> **Problem statement**: Filter the records for "DataScienceEcosystem" and keep each line that has it.

─── Data for review ───

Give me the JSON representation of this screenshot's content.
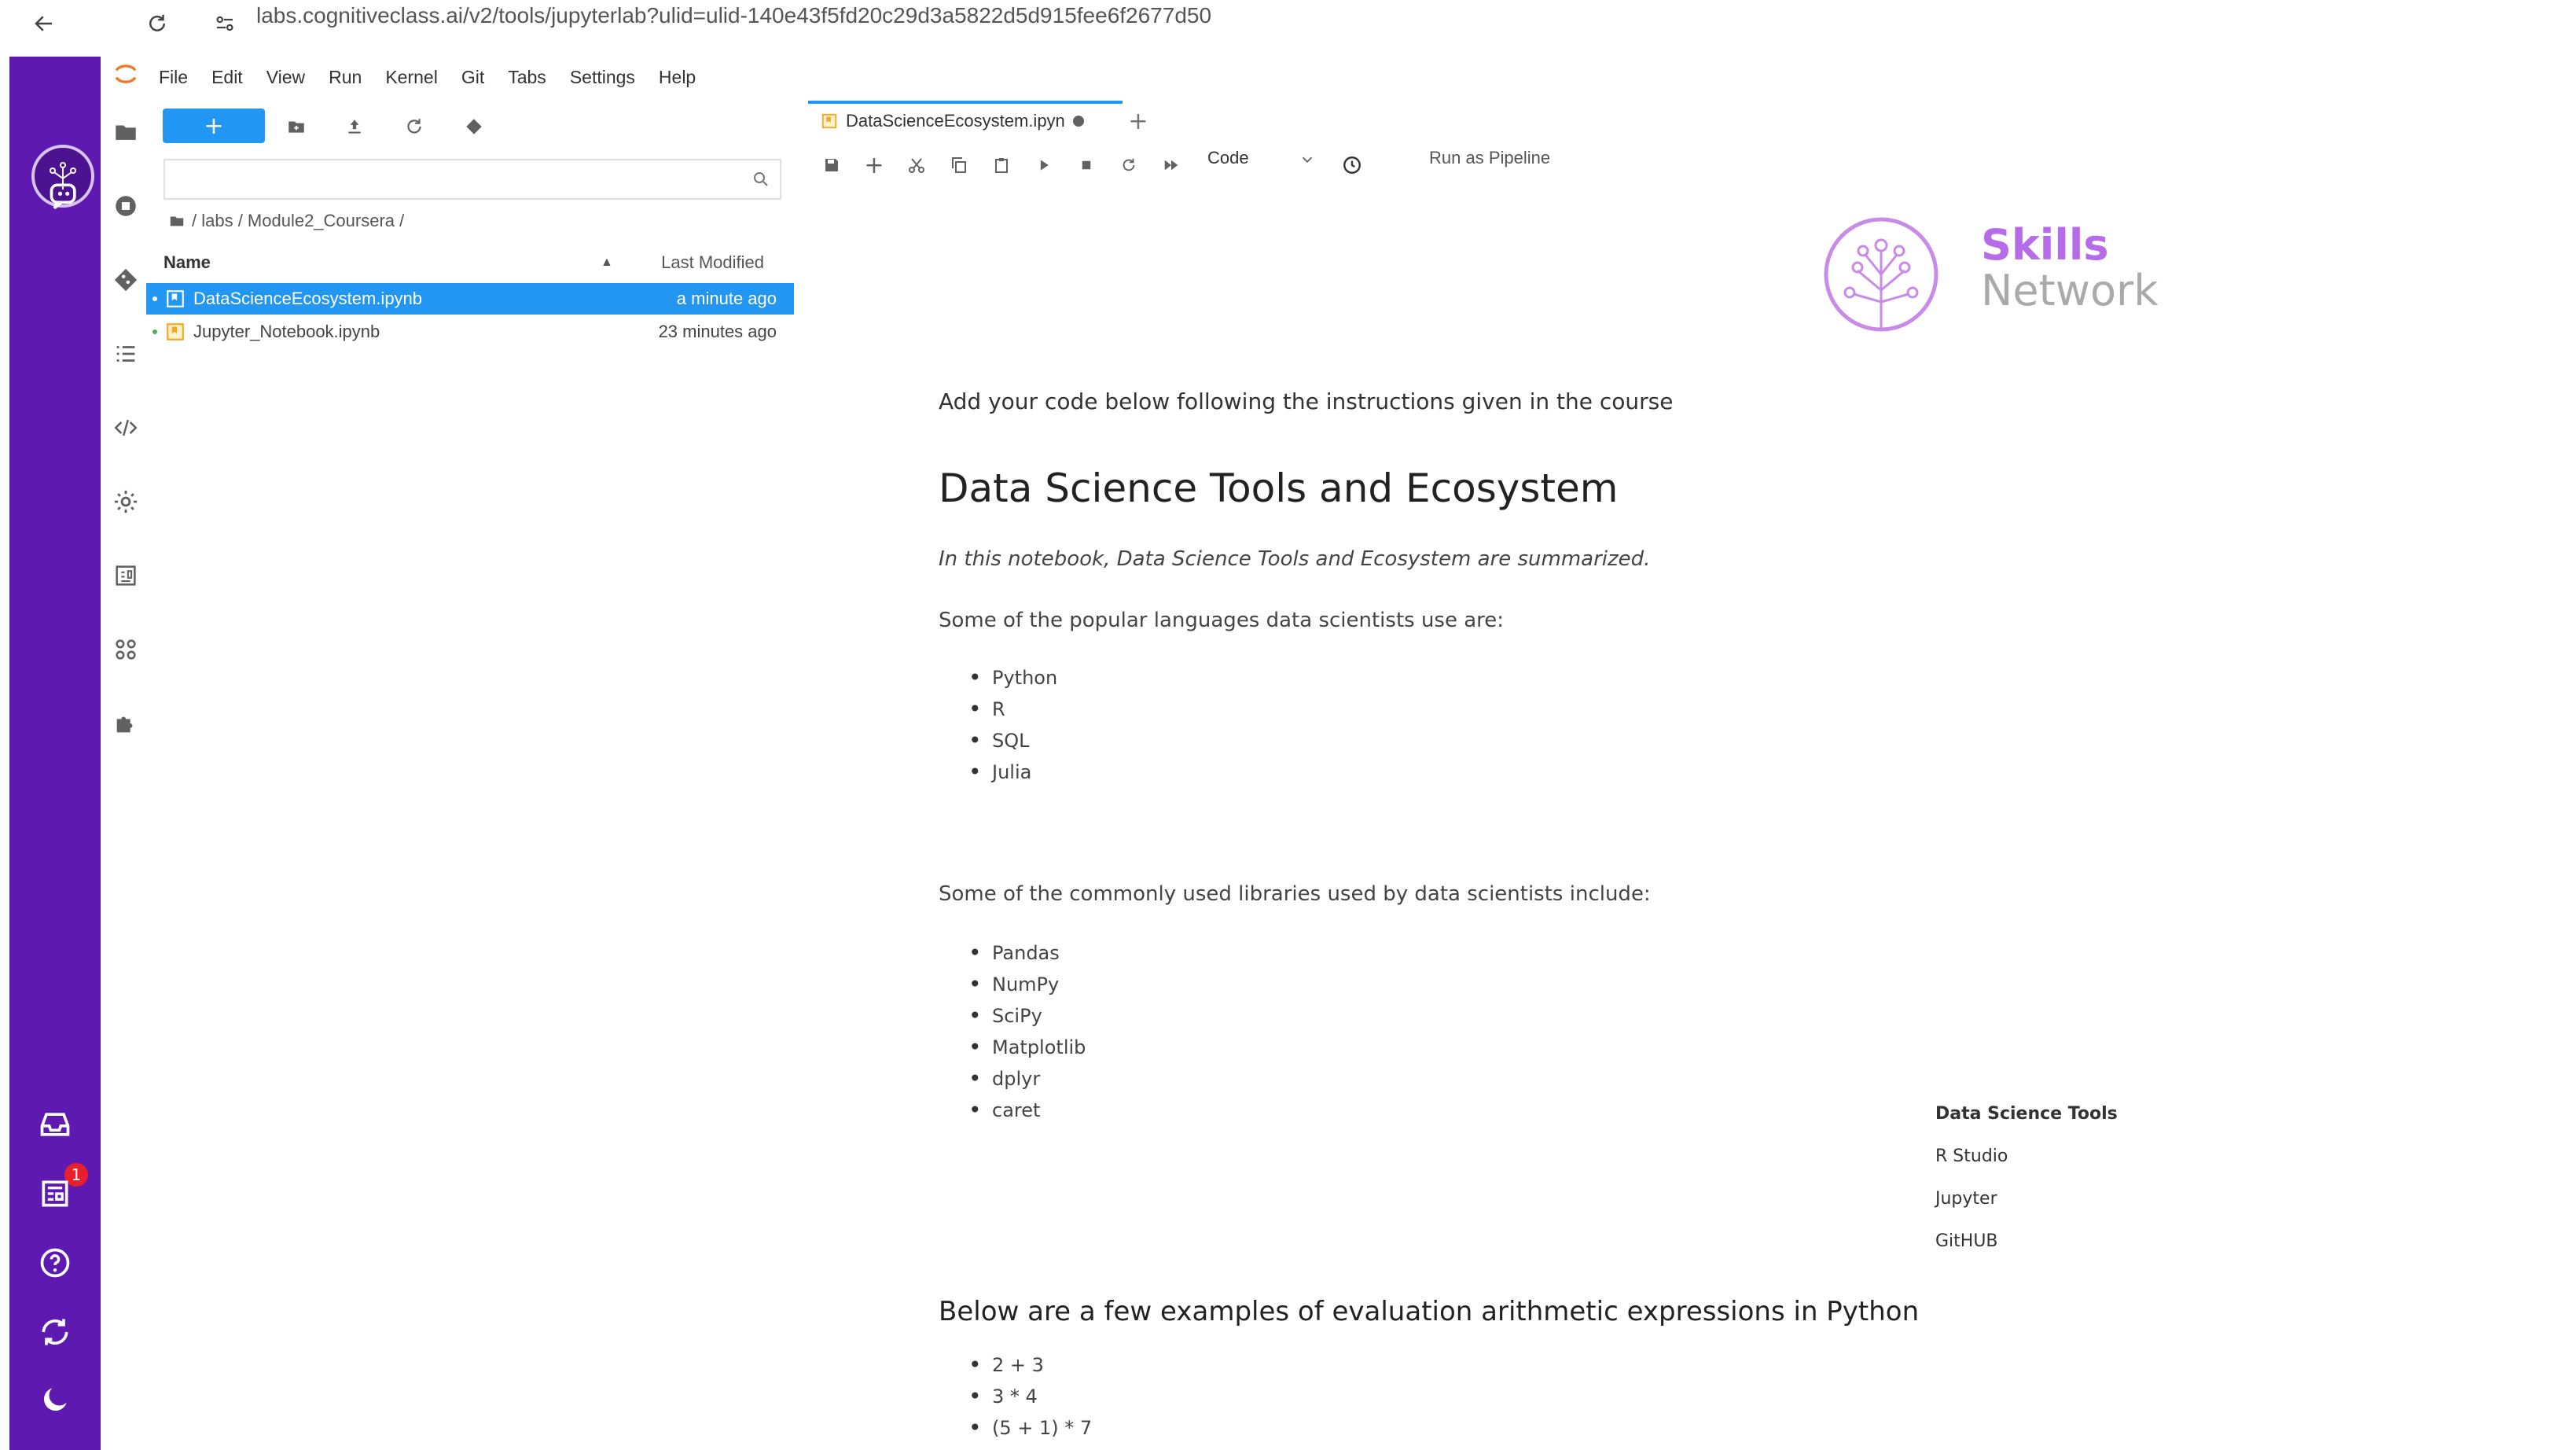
{
  "browser": {
    "url": "labs.cognitiveclass.ai/v2/tools/jupyterlab?ulid=ulid-140e43f5fd20c29d3a5822d5d915fee6f2677d50"
  },
  "sidebar": {
    "notification_count": "1"
  },
  "menu": {
    "items": [
      "File",
      "Edit",
      "View",
      "Run",
      "Kernel",
      "Git",
      "Tabs",
      "Settings",
      "Help"
    ]
  },
  "file_browser": {
    "new_label": "+",
    "search_placeholder": "",
    "breadcrumb": "/ labs / Module2_Coursera /",
    "col_name": "Name",
    "col_modified": "Last Modified",
    "files": [
      {
        "name": "DataScienceEcosystem.ipynb",
        "modified": "a minute ago",
        "selected": true
      },
      {
        "name": "Jupyter_Notebook.ipynb",
        "modified": "23 minutes ago",
        "selected": false
      }
    ]
  },
  "editor": {
    "tab_label": "DataScienceEcosystem.ipyn",
    "cell_type": "Code",
    "pipeline_label": "Run as Pipeline"
  },
  "notebook": {
    "logo_line1": "Skills",
    "logo_line2": "Network",
    "instructions": "Add your code below following the instructions given in the course",
    "title": "Data Science Tools and Ecosystem",
    "intro": "In this notebook, Data Science Tools and Ecosystem are summarized.",
    "languages_intro": "Some of the popular languages data scientists use are:",
    "languages": [
      "Python",
      "R",
      "SQL",
      "Julia"
    ],
    "libraries_intro": "Some of the commonly used libraries used by data scientists include:",
    "libraries": [
      "Pandas",
      "NumPy",
      "SciPy",
      "Matplotlib",
      "dplyr",
      "caret"
    ],
    "tools_table": {
      "header": "Data Science Tools",
      "rows": [
        "R Studio",
        "Jupyter",
        "GitHUB"
      ]
    },
    "examples_heading": "Below are a few examples of evaluation arithmetic expressions in Python",
    "expressions": [
      "2 + 3",
      "3 * 4",
      "(5 + 1) * 7"
    ]
  },
  "colors": {
    "sn_purple": "#5e1ab0",
    "accent_blue": "#2196f3",
    "skills_purple": "#b66be8",
    "badge_red": "#e8202e"
  }
}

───

> **Your response**:
        "name": "DataScienceEcosystem.ipynb",
    "tab_label": "DataScienceEcosystem.ipyn",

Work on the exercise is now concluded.